Updated: Oct 24, 2019
Taking a brave and ambitious new angle on what is considered to be Shakespeare’s most gory and horrific play, this confronting production by Bell Shakespeare will push the sensory limits of even the most seasoned theatre-goer.
Staged in the Playhouse Theatre at the Sydney Opera House, Adena Jacobs’ grotesquely provocative version of Titus Andronicus is a bold take on the notorious story. In what could possibly be a response to a lack of daring, different and experimental direction in modern theatre, Adena Jacobs has surpassed the mundane, safe choices and instead brought us something that is worth talking about.
In collaboration with dramaturg Aaron Orzech, the original text is reconstructed into eight chapters that allow for new voices to communicate the narrative. Character perspectives and the visceral effects of violence on the body are the centralized parts of the exploration. The director makes effective use of imagery and symbolism (particularly in tandem with rich audio visual effects) to communicate the most horrifying of concepts. A particularly poignant theme was during the mutilation and rape of Lavinia where we are visually juxtaposed with the classic tale of Little Red Riding Hood – are these tales meant to be a warning to us that we will end up like Lavinia if we stray from our pre-ordained path?
In the midst of the terrifying world of vengeance presented to us, Jane Montgomery Griffiths steals the show as the titular character. A fearless performer, we are drawn into the perilous psyche of Titus as the bloody battle for revenge destroys all the innocents within the fallout zone. The young Grace Truman turned quite a few heads particularly when opposite Griffiths, definitely one to watch.

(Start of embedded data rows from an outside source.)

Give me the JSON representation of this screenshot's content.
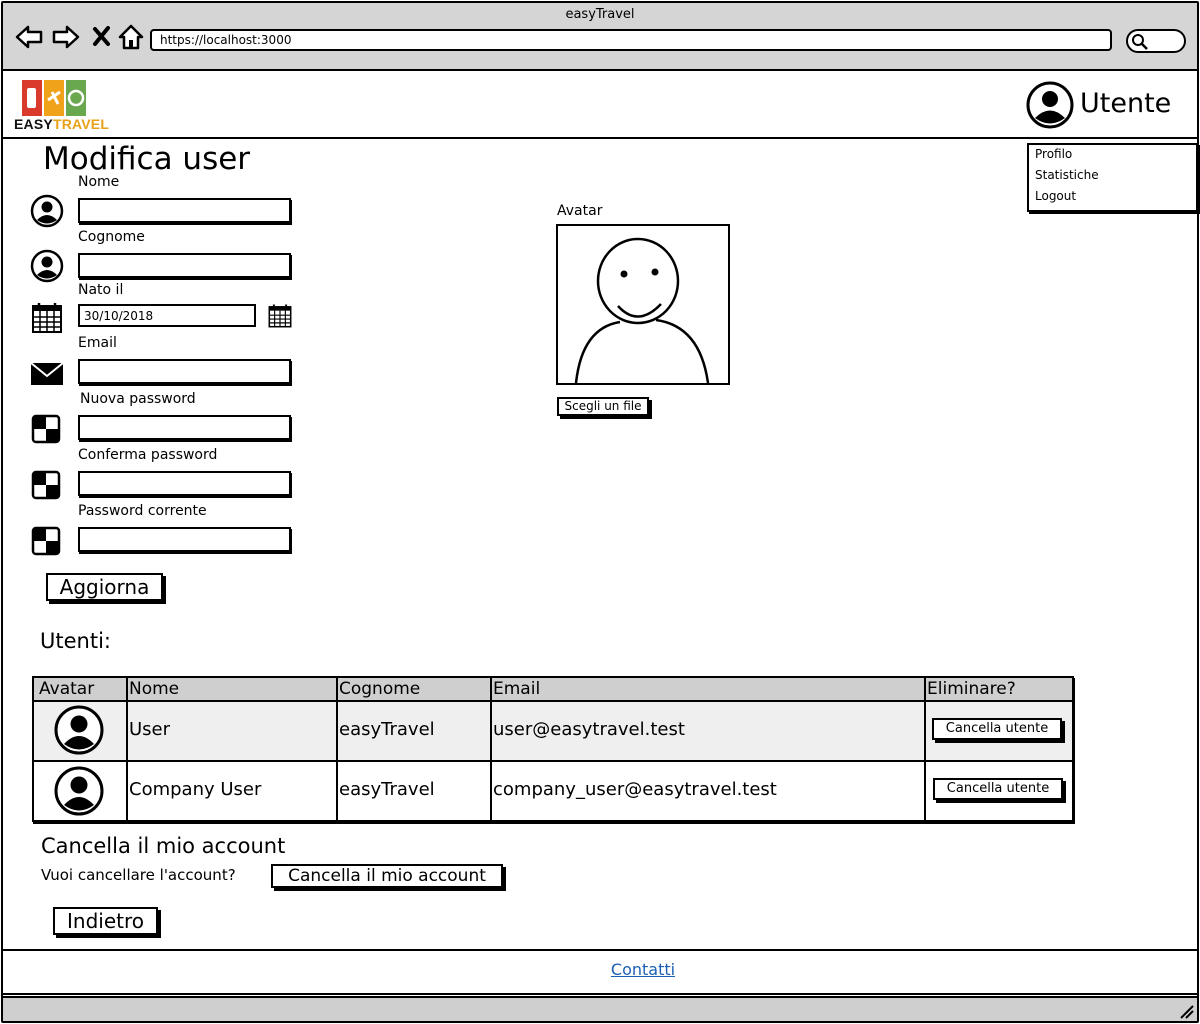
{
  "browser": {
    "window_title": "easyTravel",
    "url": "https://localhost:3000"
  },
  "header": {
    "logo_text_1": "EASY",
    "logo_text_2": "TRAVEL",
    "user_name": "Utente",
    "menu": [
      "Profilo",
      "Statistiche",
      "Logout"
    ]
  },
  "form": {
    "title": "Modifica user",
    "fields": {
      "nome": {
        "label": "Nome",
        "value": ""
      },
      "cognome": {
        "label": "Cognome",
        "value": ""
      },
      "nato_il": {
        "label": "Nato il",
        "value": "30/10/2018"
      },
      "email": {
        "label": "Email",
        "value": ""
      },
      "nuova_password": {
        "label": "Nuova password",
        "value": ""
      },
      "conferma_password": {
        "label": "Conferma password",
        "value": ""
      },
      "password_corrente": {
        "label": "Password corrente",
        "value": ""
      }
    },
    "update_button": "Aggiorna",
    "avatar_label": "Avatar",
    "choose_file_button": "Scegli un file"
  },
  "users": {
    "heading": "Utenti:",
    "columns": [
      "Avatar",
      "Nome",
      "Cognome",
      "Email",
      "Eliminare?"
    ],
    "rows": [
      {
        "nome": "User",
        "cognome": "easyTravel",
        "email": "user@easytravel.test",
        "action": "Cancella utente"
      },
      {
        "nome": "Company User",
        "cognome": "easyTravel",
        "email": "company_user@easytravel.test",
        "action": "Cancella utente"
      }
    ]
  },
  "delete_account": {
    "heading": "Cancella il mio account",
    "question": "Vuoi cancellare l'account?",
    "button": "Cancella il mio account"
  },
  "back_button": "Indietro",
  "footer": {
    "contacts_link": "Contatti"
  },
  "icons": {
    "back": "arrow-left-icon",
    "forward": "arrow-right-icon",
    "stop": "close-icon",
    "home": "home-icon",
    "search": "search-icon",
    "user": "user-avatar-icon",
    "calendar": "calendar-icon",
    "email": "envelope-icon",
    "password": "password-checker-icon",
    "resize": "resize-grip-icon"
  }
}
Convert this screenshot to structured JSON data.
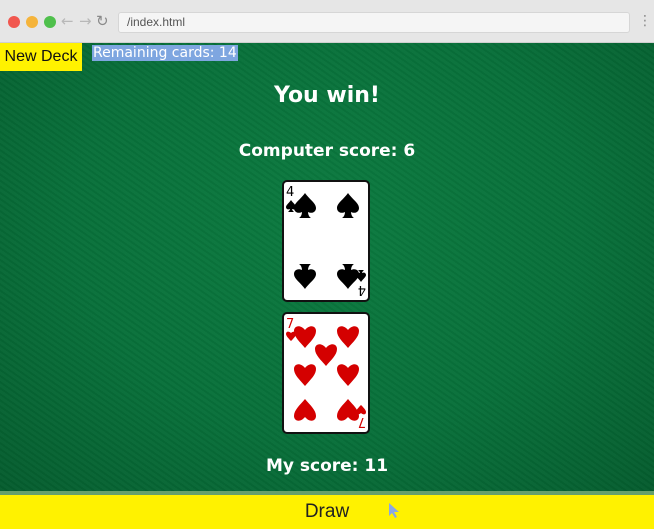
{
  "browser": {
    "url": "/index.html",
    "colors": {
      "close": "#f1574f",
      "minimize": "#f5b43b",
      "maximize": "#4fc04c"
    }
  },
  "game": {
    "new_deck_label": "New Deck",
    "remaining_label": "Remaining cards: 14",
    "result": "You win!",
    "computer_score": "Computer score: 6",
    "my_score": "My score: 11",
    "draw_label": "Draw",
    "cards": [
      {
        "owner": "computer",
        "rank": "4",
        "suit": "spades",
        "color": "#000000"
      },
      {
        "owner": "player",
        "rank": "7",
        "suit": "hearts",
        "color": "#d40000"
      }
    ],
    "colors": {
      "felt": "#08703a",
      "button": "#fff200"
    }
  }
}
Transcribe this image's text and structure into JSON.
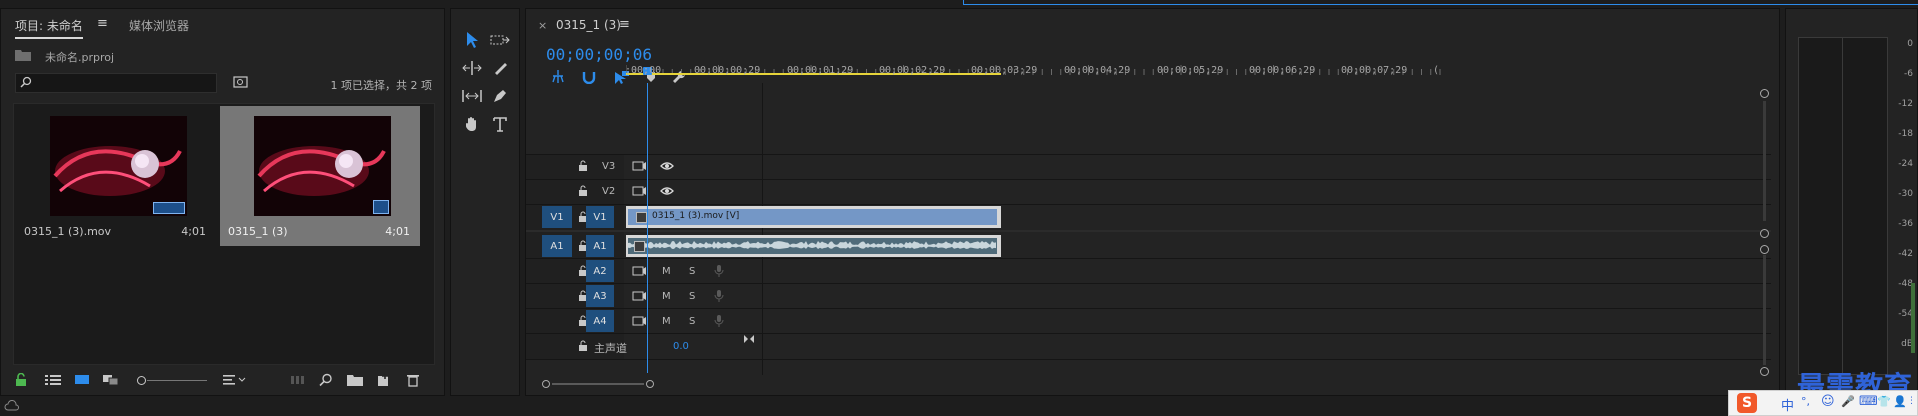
{
  "project_panel": {
    "tab_project": "项目: 未命名",
    "tab_menu": "≡",
    "tab_media_browser": "媒体浏览器",
    "project_file": "未命名.prproj",
    "selection_status": "1 项已选择，共 2 项",
    "search_placeholder": "",
    "items": [
      {
        "name": "0315_1 (3).mov",
        "duration": "4;01",
        "selected": false
      },
      {
        "name": "0315_1 (3)",
        "duration": "4;01",
        "selected": true
      }
    ]
  },
  "tools": [
    "selection-tool",
    "track-select-tool",
    "ripple-edit-tool",
    "razor-tool",
    "slip-tool",
    "pen-tool",
    "hand-tool",
    "type-tool"
  ],
  "timeline": {
    "close_symbol": "×",
    "sequence_tab": "0315_1 (3)",
    "tab_menu": "≡",
    "timecode": "00;00;00;06",
    "ruler_labels": [
      ";00;00",
      "00;00;00;29",
      "00;00;01;29",
      "00;00;02;29",
      "00;00;03;29",
      "00;00;04;29",
      "00;00;05;29",
      "00;00;06;29",
      "00;00;07;29",
      "("
    ],
    "video_tracks": [
      {
        "label": "V3",
        "source": ""
      },
      {
        "label": "V2",
        "source": ""
      },
      {
        "label": "V1",
        "source": "V1"
      }
    ],
    "audio_tracks": [
      {
        "label": "A1",
        "source": "A1"
      },
      {
        "label": "A2",
        "source": ""
      },
      {
        "label": "A3",
        "source": ""
      },
      {
        "label": "A4",
        "source": ""
      }
    ],
    "mute_label": "M",
    "solo_label": "S",
    "master_label": "主声道",
    "master_value": "0.0",
    "video_clip_name": "0315_1 (3).mov [V]"
  },
  "meter": {
    "ticks": [
      "0",
      "-6",
      "-12",
      "-18",
      "-24",
      "-30",
      "-36",
      "-42",
      "-48",
      "-54",
      "dB"
    ]
  },
  "watermark": {
    "text": "最需教育",
    "ime_chars": [
      "中",
      "°,",
      "☺",
      "🎤",
      "⌨",
      "👕",
      "👤",
      "⋮⋮"
    ]
  },
  "colors": {
    "accent_blue": "#2d8ceb",
    "track_badge": "#1f4f7e",
    "video_clip": "#7497c6",
    "audio_clip": "#4f6b7a",
    "work_area": "#e6d43a",
    "lock_green": "#4db850"
  }
}
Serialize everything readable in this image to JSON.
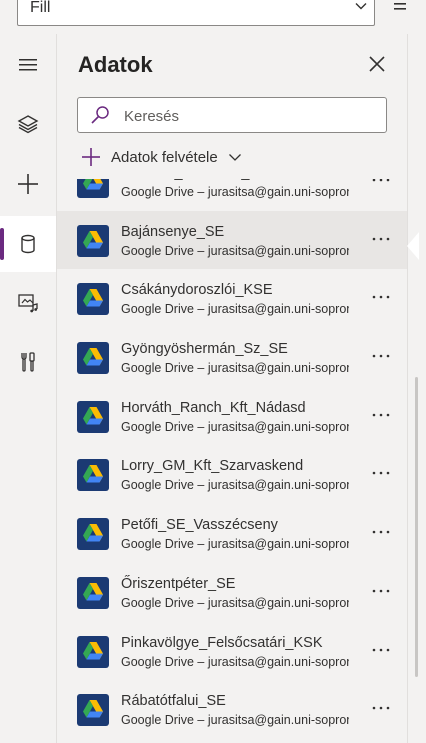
{
  "property_bar": {
    "selected_property": "Fill"
  },
  "panel": {
    "title": "Adatok",
    "search_placeholder": "Keresés",
    "add_data_label": "Adatok felvétele"
  },
  "rail": {
    "items": [
      "hamburger-menu",
      "layers",
      "insert",
      "data",
      "media",
      "advanced-tools"
    ],
    "active": "data"
  },
  "data_sources": [
    {
      "name": "Tutitextil_Körmend_VSE",
      "subtitle": "Google Drive – jurasitsa@gain.uni-sopron.hu"
    },
    {
      "name": "Bajánsenye_SE",
      "subtitle": "Google Drive – jurasitsa@gain.uni-sopron.hu",
      "selected": true
    },
    {
      "name": "Csákánydoroszlói_KSE",
      "subtitle": "Google Drive – jurasitsa@gain.uni-sopron.hu"
    },
    {
      "name": "Gyöngyöshermán_Sz_SE",
      "subtitle": "Google Drive – jurasitsa@gain.uni-sopron.hu"
    },
    {
      "name": "Horváth_Ranch_Kft_Nádasd",
      "subtitle": "Google Drive – jurasitsa@gain.uni-sopron.hu"
    },
    {
      "name": "Lorry_GM_Kft_Szarvaskend",
      "subtitle": "Google Drive – jurasitsa@gain.uni-sopron.hu"
    },
    {
      "name": "Petőfi_SE_Vasszécseny",
      "subtitle": "Google Drive – jurasitsa@gain.uni-sopron.hu"
    },
    {
      "name": "Őriszentpéter_SE",
      "subtitle": "Google Drive – jurasitsa@gain.uni-sopron.hu"
    },
    {
      "name": "Pinkavölgye_Felsőcsatári_KSK",
      "subtitle": "Google Drive – jurasitsa@gain.uni-sopron.hu"
    },
    {
      "name": "Rábatótfalui_SE",
      "subtitle": "Google Drive – jurasitsa@gain.uni-sopron.hu"
    }
  ],
  "colors": {
    "accent": "#6b2a80",
    "drive_tile": "#1b3a73",
    "selected_row": "#e8e6e4"
  },
  "icons": {
    "item_icon": "google-drive-icon",
    "item_menu": "more-options-icon"
  }
}
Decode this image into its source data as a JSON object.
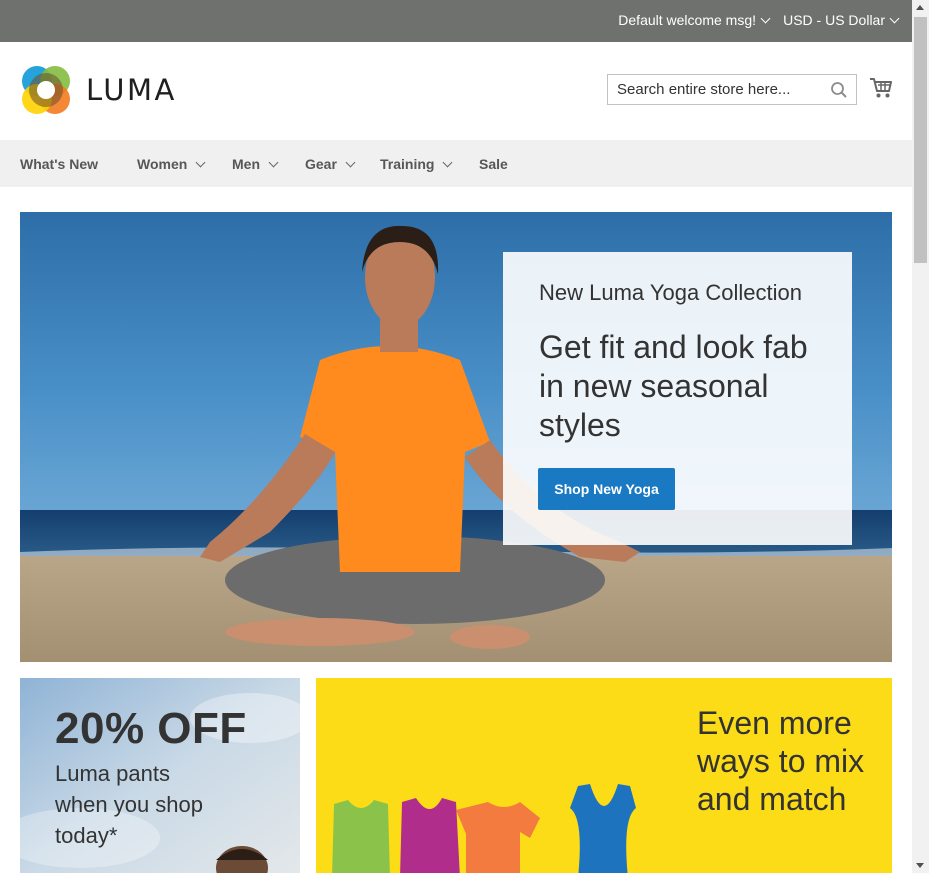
{
  "panel": {
    "welcome": "Default welcome msg!",
    "currency": "USD - US Dollar"
  },
  "header": {
    "logo_text": "LUMA",
    "search_placeholder": "Search entire store here...",
    "search_icon": "search-icon",
    "cart_icon": "cart-icon"
  },
  "nav": {
    "items": [
      {
        "label": "What's New",
        "has_dropdown": false
      },
      {
        "label": "Women",
        "has_dropdown": true
      },
      {
        "label": "Men",
        "has_dropdown": true
      },
      {
        "label": "Gear",
        "has_dropdown": true
      },
      {
        "label": "Training",
        "has_dropdown": true
      },
      {
        "label": "Sale",
        "has_dropdown": false
      }
    ]
  },
  "hero": {
    "subtitle": "New Luma Yoga Collection",
    "title": "Get fit and look fab in new seasonal styles",
    "button": "Shop New Yoga"
  },
  "promo_left": {
    "title": "20% OFF",
    "text": "Luma pants when you shop today*"
  },
  "promo_right": {
    "text": "Even more ways to mix and match"
  },
  "colors": {
    "panel_bg": "#6e716e",
    "nav_bg": "#f0f0f0",
    "primary_button": "#1979c3",
    "promo_yellow": "#fbdc17"
  }
}
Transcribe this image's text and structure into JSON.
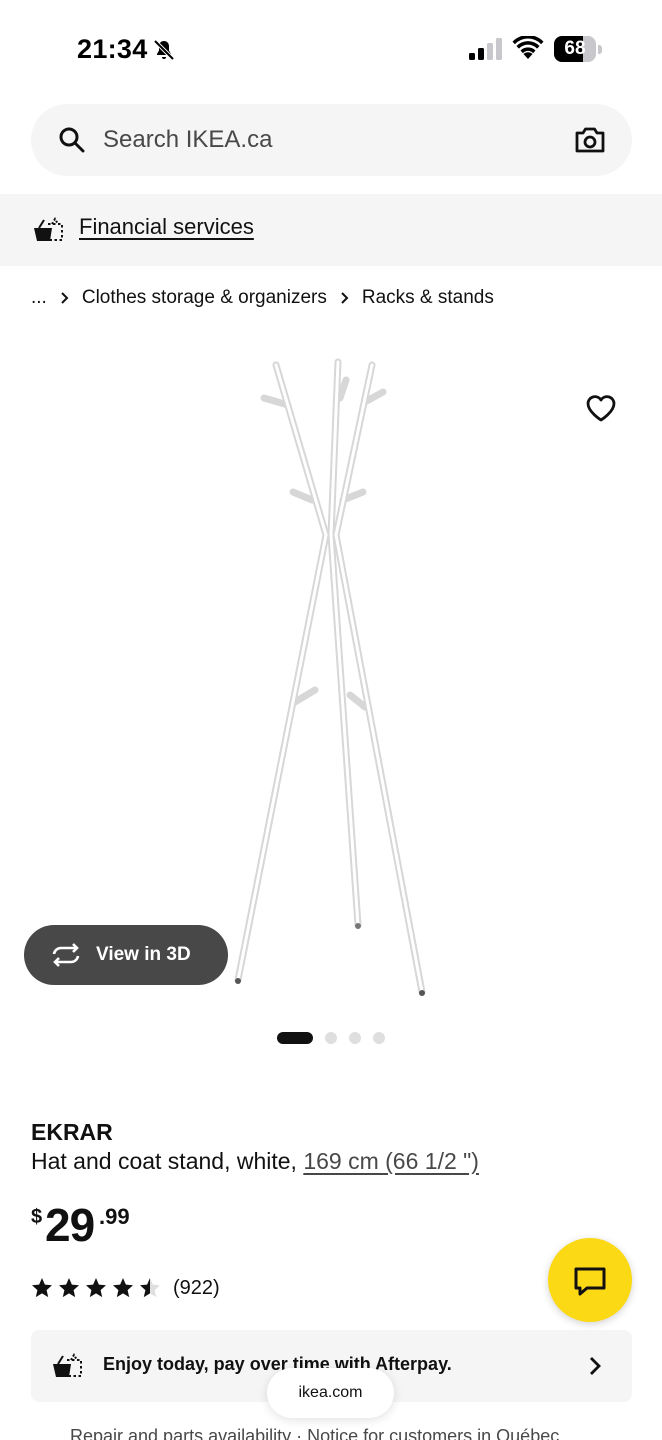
{
  "status_bar": {
    "time": "21:34",
    "battery_level": "68",
    "battery_fraction": 0.68
  },
  "search": {
    "placeholder": "Search IKEA.ca"
  },
  "financial": {
    "label": "Financial services"
  },
  "breadcrumb": {
    "items": [
      "...",
      "Clothes storage & organizers",
      "Racks & stands"
    ]
  },
  "gallery": {
    "view3d_label": "View in 3D",
    "image_count": 4,
    "active_index": 0
  },
  "product": {
    "name": "EKRAR",
    "description": "Hat and coat stand, white, ",
    "measurement": "169 cm (66 1/2 \")",
    "price": {
      "currency": "$",
      "integer": "29",
      "decimal": ".99"
    },
    "rating": 4.5,
    "review_count": "(922)"
  },
  "afterpay": {
    "text": "Enjoy today, pay over time with Afterpay."
  },
  "footer": {
    "text": "Repair and parts availability · Notice for customers in Québec"
  },
  "browser": {
    "url": "ikea.com"
  },
  "icons": {
    "search": "search-icon",
    "camera": "camera-icon",
    "basket": "basket-icon",
    "heart": "heart-icon",
    "rotate": "rotate-3d-icon",
    "chat": "chat-icon"
  },
  "colors": {
    "accent_yellow": "#fbd914",
    "dark_pill": "#484848",
    "light_gray": "#f5f5f5"
  }
}
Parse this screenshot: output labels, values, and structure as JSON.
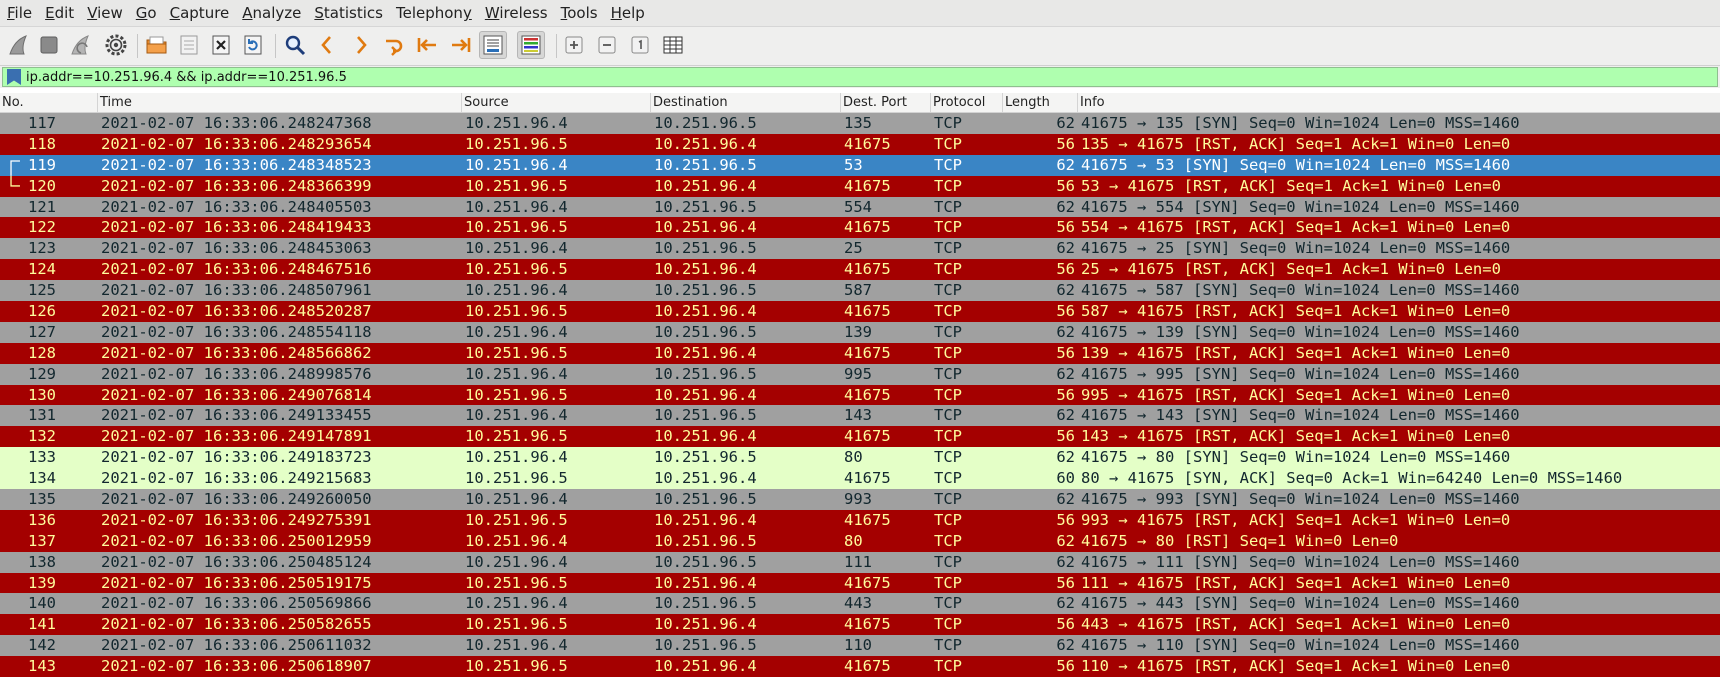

The set and costume design aligned with the sombre themes of the production apart from the bright purple hair and tights worn by Tariro Mavondo as Aaron the Moor, which seemed distracting and out of place, as did their performance. A stronger engagement both with the story and with the other actors would have resulted in a more evident connection.
Significant use of AV was made throughout the show that served to not only support the terrifying and slaughterous cycles of violence, but also to give you something to cut back to when the heightened language became a bit overwhelming to fully comprehend.
There were moments throughout the play that the depictions of mutilation, violence and rape were able to penetrate even my own impervious exterior and prompt me to look away. However, I could not look away for longer than a second as the powerful performances (particularly by the female leads) forced me to pay attention. I left the theatre feeling exhilarated and provoked by this queer, bold production that did a stellar job of presenting Shakespeare to a 21st century audience.
Venue Playhouse Theatre, Sydney Opera House, 27 August – 22 September 2019
Director Adena Jacobs
Playwright William Shakespeare
www.bellshakespeare.com.au Cover Image by Zan Wimberley
DISCLAIMER: This and all other reviews posted by A Millennial with an Opinion/JTA Official/Jessie Trompp are the honest personal opinions of a theatre-goer and are not reflective in any way of the opinions of others who have seen the production.